RECORDS PROVIDED
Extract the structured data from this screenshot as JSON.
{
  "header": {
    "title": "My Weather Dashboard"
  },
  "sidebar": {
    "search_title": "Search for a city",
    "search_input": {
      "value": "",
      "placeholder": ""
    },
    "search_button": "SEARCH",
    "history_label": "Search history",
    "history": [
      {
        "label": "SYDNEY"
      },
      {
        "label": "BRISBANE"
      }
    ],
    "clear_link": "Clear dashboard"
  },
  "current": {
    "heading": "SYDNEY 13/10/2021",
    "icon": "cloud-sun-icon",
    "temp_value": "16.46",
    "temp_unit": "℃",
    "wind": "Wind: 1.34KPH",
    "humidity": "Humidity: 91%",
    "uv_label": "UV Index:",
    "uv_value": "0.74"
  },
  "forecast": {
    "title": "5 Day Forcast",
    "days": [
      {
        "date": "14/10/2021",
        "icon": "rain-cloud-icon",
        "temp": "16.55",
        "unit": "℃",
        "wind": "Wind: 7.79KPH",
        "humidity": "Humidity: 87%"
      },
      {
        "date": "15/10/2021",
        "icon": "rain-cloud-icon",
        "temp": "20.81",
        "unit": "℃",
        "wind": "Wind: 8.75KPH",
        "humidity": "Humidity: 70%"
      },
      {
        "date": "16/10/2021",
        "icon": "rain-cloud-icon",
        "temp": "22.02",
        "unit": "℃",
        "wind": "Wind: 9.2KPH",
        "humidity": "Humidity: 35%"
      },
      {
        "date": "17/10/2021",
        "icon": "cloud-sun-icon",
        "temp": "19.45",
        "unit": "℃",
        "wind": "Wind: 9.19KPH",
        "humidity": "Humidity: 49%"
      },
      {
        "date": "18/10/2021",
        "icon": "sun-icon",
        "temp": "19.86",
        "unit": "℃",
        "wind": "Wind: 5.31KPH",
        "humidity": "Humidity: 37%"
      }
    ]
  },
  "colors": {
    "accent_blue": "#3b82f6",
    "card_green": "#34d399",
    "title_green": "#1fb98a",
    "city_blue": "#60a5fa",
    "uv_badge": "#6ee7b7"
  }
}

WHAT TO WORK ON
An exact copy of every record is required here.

ANSWER BOX
Extract the structured data from this screenshot as JSON.
{
  "header": {
    "title": "My Weather Dashboard"
  },
  "sidebar": {
    "search_title": "Search for a city",
    "search_input": {
      "value": "",
      "placeholder": ""
    },
    "search_button": "SEARCH",
    "history_label": "Search history",
    "history": [
      {
        "label": "SYDNEY"
      },
      {
        "label": "BRISBANE"
      }
    ],
    "clear_link": "Clear dashboard"
  },
  "current": {
    "heading": "SYDNEY 13/10/2021",
    "icon": "cloud-sun-icon",
    "temp_value": "16.46",
    "temp_unit": "℃",
    "wind": "Wind: 1.34KPH",
    "humidity": "Humidity: 91%",
    "uv_label": "UV Index:",
    "uv_value": "0.74"
  },
  "forecast": {
    "title": "5 Day Forcast",
    "days": [
      {
        "date": "14/10/2021",
        "icon": "rain-cloud-icon",
        "temp": "16.55",
        "unit": "℃",
        "wind": "Wind: 7.79KPH",
        "humidity": "Humidity: 87%"
      },
      {
        "date": "15/10/2021",
        "icon": "rain-cloud-icon",
        "temp": "20.81",
        "unit": "℃",
        "wind": "Wind: 8.75KPH",
        "humidity": "Humidity: 70%"
      },
      {
        "date": "16/10/2021",
        "icon": "rain-cloud-icon",
        "temp": "22.02",
        "unit": "℃",
        "wind": "Wind: 9.2KPH",
        "humidity": "Humidity: 35%"
      },
      {
        "date": "17/10/2021",
        "icon": "cloud-sun-icon",
        "temp": "19.45",
        "unit": "℃",
        "wind": "Wind: 9.19KPH",
        "humidity": "Humidity: 49%"
      },
      {
        "date": "18/10/2021",
        "icon": "sun-icon",
        "temp": "19.86",
        "unit": "℃",
        "wind": "Wind: 5.31KPH",
        "humidity": "Humidity: 37%"
      }
    ]
  },
  "colors": {
    "accent_blue": "#3b82f6",
    "card_green": "#34d399",
    "title_green": "#1fb98a",
    "city_blue": "#60a5fa",
    "uv_badge": "#6ee7b7"
  }
}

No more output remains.